Pierre Reverdy / Translated from the French by Dan Bellm
A little mark shines between your fluttering eyelids. The room is empty, and the shutters come open in the dust. It must be the day or some memory that brings tears to your eyes. The landscape of the wall—the horizon behind—your disordered memory—and the sky nearer. There are trees and clouds, protruding heads, and hands hurt by the light. Then a curtain falls and shrouds all these shapes in darkness.
Two more poems at A Public Space.
Claude McKay speaking at the Kremlin.
On this day in 1846, Elizabeth Barrett, 40, and Robert Browning, 34, were secretly married at London’s St. Marylebone Church.
PW Poetry Reviews September Amuse Bouche
Now that you’ve packed away your seersucker for the season, you can concentrate on what really matters fashion-wise: being seen in public with one of these books…
The Bottom. Betsy Andrews (42 Miles)
Ecodeviance: (Soma)tics for the Future Wilderness. CAConrad (Wave)
Precarious. Allan Peterson (42 Miles)
Prelude to Bruise. Saeed Jones (Coffee House)
Red Juice: Poems 1998–2008. Hoa Nguyen (Wave)
Rome. Dorothea Lasky (Norton/Liveright)
Soy Realidad. Tomaz Salamun (Dalkey Archive)
The Book of Joshua. Zachary Schomburg (Black Ocean)
The Logan Notebooks. Rebecca Lindenberg (Colorado State Univ./Center for Literary Publishing)
Change Machine. Bruce Covey (Noemi)
Tweaky Village. Kevin Killian (Wonder)
Time Is a Toy: The Collected Poems of Michael Benedikt. John Gallaher & Laura Boss, eds. (Univ. of Akron)
Dorothea Lasky is the author of ROME, as well as Thunderbird, Black Life, and AWE. She is a co-editor of Open the Door: How to Excite Young People About Poetry (McSweeney’s, 2013). She is an Assistant Professor of Poetry at Columbia University’s School of the Arts and lives in Brooklyn….
Ohara Hale’s delightful illustrations of Denise Levertov’s poems.
via Brain Pickings
Here it is for pre-order.
One hundred poems. One hundred voices. One hundred different points of view.

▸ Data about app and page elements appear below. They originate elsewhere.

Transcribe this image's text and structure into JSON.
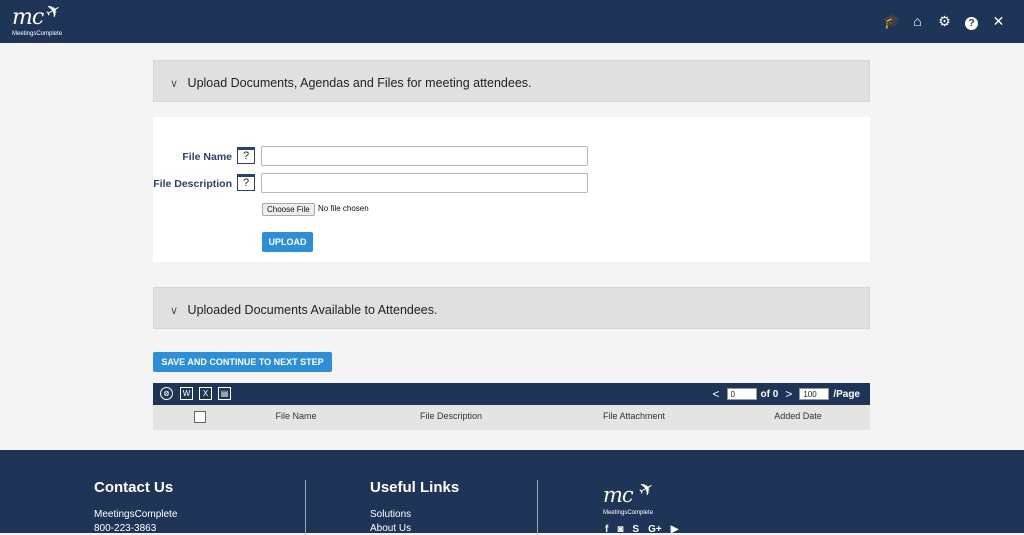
{
  "header": {
    "logo_text": "mc",
    "logo_tagline": "MeetingsComplete",
    "icons": [
      "graduation-cap-icon",
      "home-icon",
      "gear-icon",
      "help-icon",
      "close-icon"
    ]
  },
  "upload_panel": {
    "title": "Upload Documents, Agendas and Files for meeting attendees."
  },
  "form": {
    "file_name_label": "File Name",
    "file_description_label": "File Description",
    "help_glyph": "?",
    "file_name_value": "",
    "file_description_value": "",
    "choose_file_label": "Choose File",
    "no_file_text": "No file chosen",
    "upload_label": "UPLOAD"
  },
  "uploaded_panel": {
    "title": "Uploaded Documents Available to Attendees."
  },
  "save_button_label": "SAVE AND CONTINUE TO NEXT STEP",
  "grid": {
    "tools": [
      "clear-filter-icon",
      "word-export-icon",
      "excel-export-icon",
      "print-icon"
    ],
    "tool_glyphs": [
      "⊗",
      "W",
      "X",
      "▤"
    ],
    "page_value": "0",
    "of_text": "of 0",
    "page_size": "100",
    "per_page_text": "/Page",
    "columns": [
      "File Name",
      "File Description",
      "File Attachment",
      "Added Date"
    ]
  },
  "footer": {
    "contact_heading": "Contact Us",
    "contact_company": "MeetingsComplete",
    "contact_phone": "800-223-3863",
    "links_heading": "Useful Links",
    "links": [
      "Solutions",
      "About Us"
    ],
    "logo_text": "mc",
    "logo_tagline": "MeetingsComplete",
    "social_glyphs": [
      "f",
      "◙",
      "S",
      "G+",
      "▶"
    ],
    "social_icons": [
      "facebook-icon",
      "instagram-icon",
      "skype-icon",
      "google-plus-icon",
      "youtube-icon"
    ]
  }
}
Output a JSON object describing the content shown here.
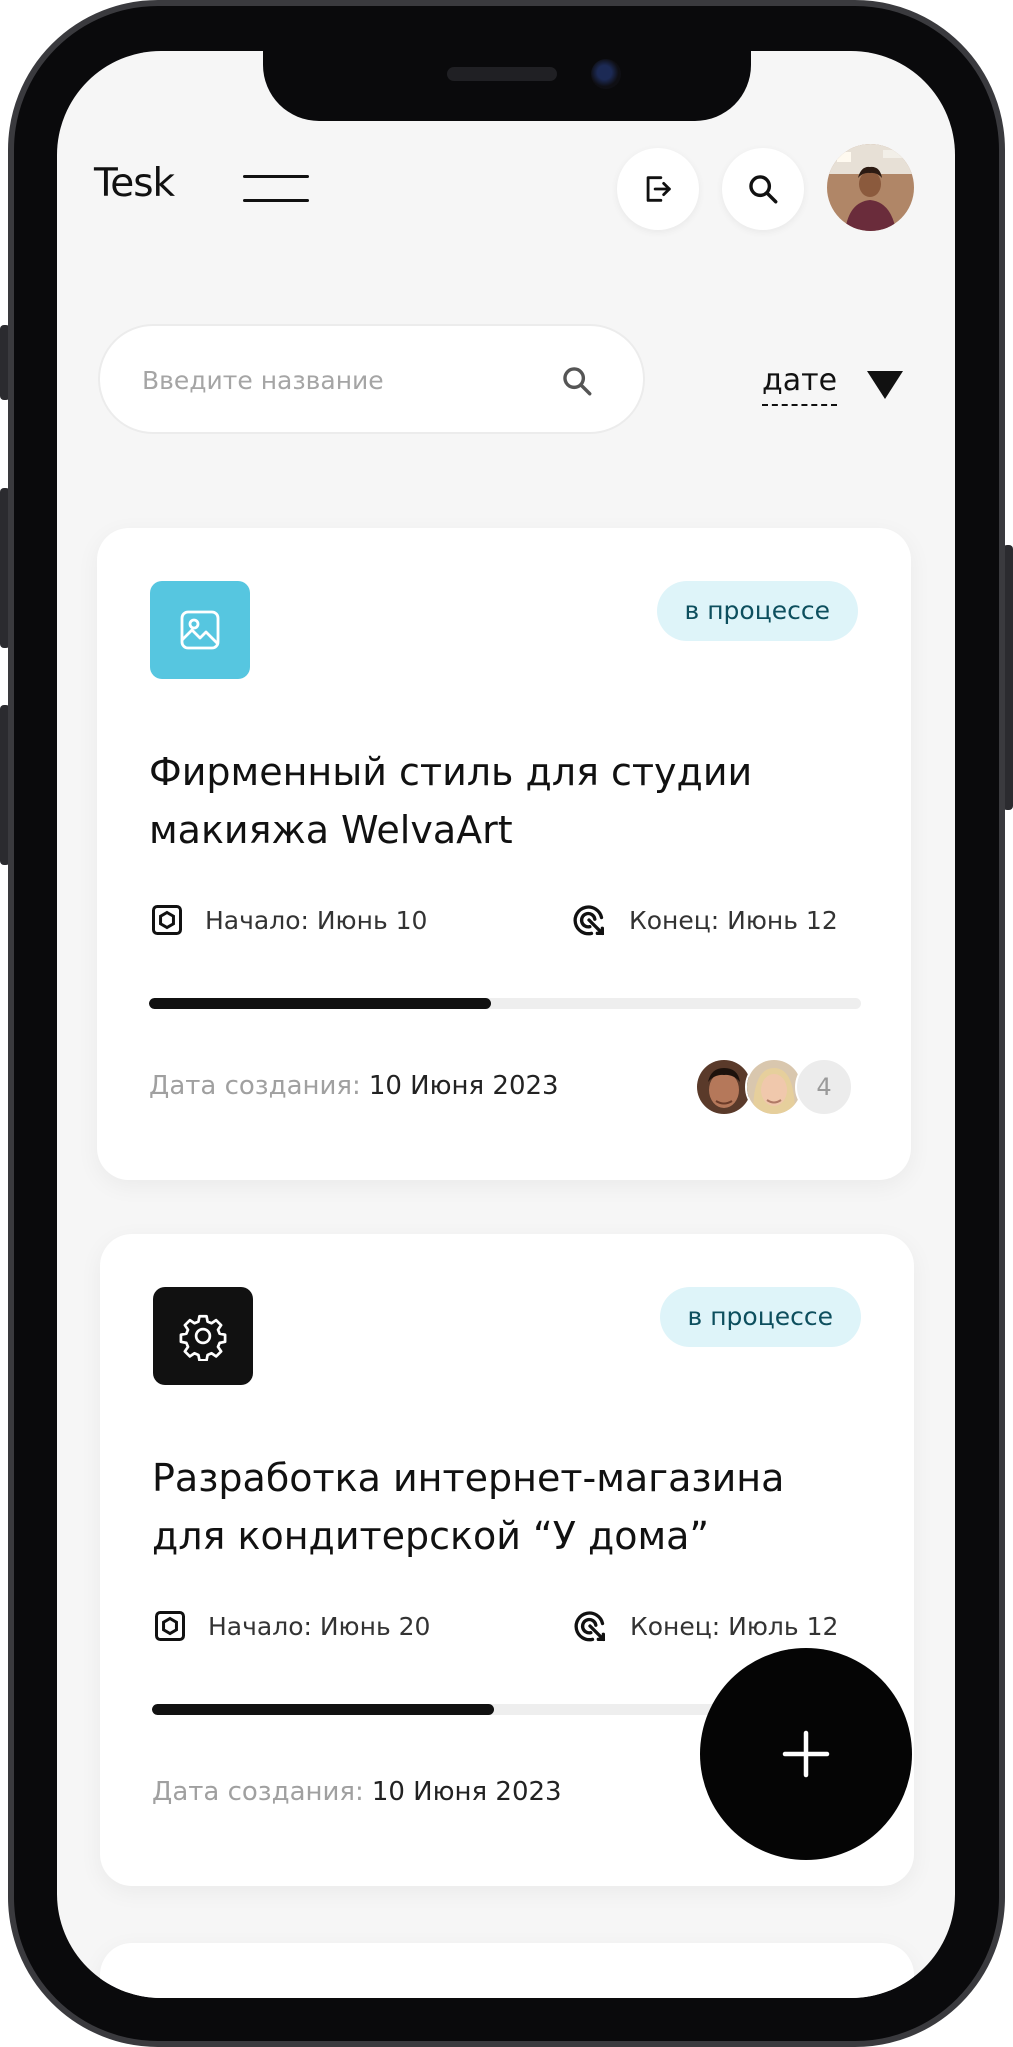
{
  "header": {
    "logo": "Tesk"
  },
  "search": {
    "placeholder": "Введите название",
    "sort_label": "дате"
  },
  "projects": [
    {
      "status": "в процессе",
      "title_line1": "Фирменный стиль для студии",
      "title_line2": "макияжа WelvaArt",
      "start": "Начало: Июнь 10",
      "end": "Конец: Июнь 12",
      "progress": 0.48,
      "created_label": "Дата создания:",
      "created_value": "10 Июня 2023",
      "extra_members": "4",
      "icon": "image-icon",
      "icon_bg": "#56c6e0"
    },
    {
      "status": "в процессе",
      "title_line1": "Разработка интернет-магазина",
      "title_line2": "для кондитерской “У дома”",
      "start": "Начало: Июнь 20",
      "end": "Конец: Июль 12",
      "progress": 0.48,
      "created_label": "Дата создания:",
      "created_value": "10 Июня 2023",
      "icon": "gear-icon",
      "icon_bg": "#111111"
    }
  ],
  "colors": {
    "badge_bg": "#def4f9",
    "badge_text": "#0d4f5e",
    "background": "#f6f6f6"
  }
}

Here is a cross-section of American poetry as it is right now—full of grit and love, sparkling with humor, searing the heart, smashing through boundaries on every page. Please Excuse This Poem features one hundred acclaimed younger poets from truly diverse backgrounds and points of view, whose work has appeared everywhere from The New Yorker to Twitter, tackling a startling range of subjects in a startling range of poetic forms. Dealing with the aftermath of war; unpacking the meaning of “the rape joke”; sharing the tender moments at the start of a love affair: these poems tell the world as they see it.
Editors Brett Fletcher Lauer and Lynn Melnick have crafted a book that is a must-read for those wanting to know the future of poetry. With an introduction from award-winning poet, editor, and translator Carolyn Forché, Please Excuse This Poem has the power to change the way you look at the world. It is The Best American Nonrequired Reading—in poetry form.
When the corpse revived at the funeral,
The outraged mourners killed it; and the soul
Of the revenant passed into the body
Of the poet because it had more to say.
He sat down at the piano no one could play
Called Messiah, or The Regulator of the World,
Which had stood for fifty years, to my…
The Conversation by Lauren Shapiro
There is always a woman eating a sandwich.
Today she is large as everything
that wasn’t said. It is ham and cheese.
Who cares. You’re watching me, she seems
to say. Being alone is unlike a chess move.
It is unlike hanging out at the bowling alley
with Dale Hickey. A hundred stuffed animals
the size of a fist and I can’t make the claw catch.
Turkey, says Dale Hickey. The lights
are making turkey shapes all over
the place.Turkey. I heard you.
The woman has finished eating her sandwich
and is on to another one. Now she is tiny
as a shrimp. She is eating the smallest
egg salad sandwich in the world. I think,
Maybe I will speak to her. But she does it first.
I’ve wanted to talk to you for ages, she says,
but instead I keep eating all these sandwiches.
I know, I say. And I keep going to the bowling alley
with Dale Hickey. It’s been hell.
Read what the author has to say about the poem.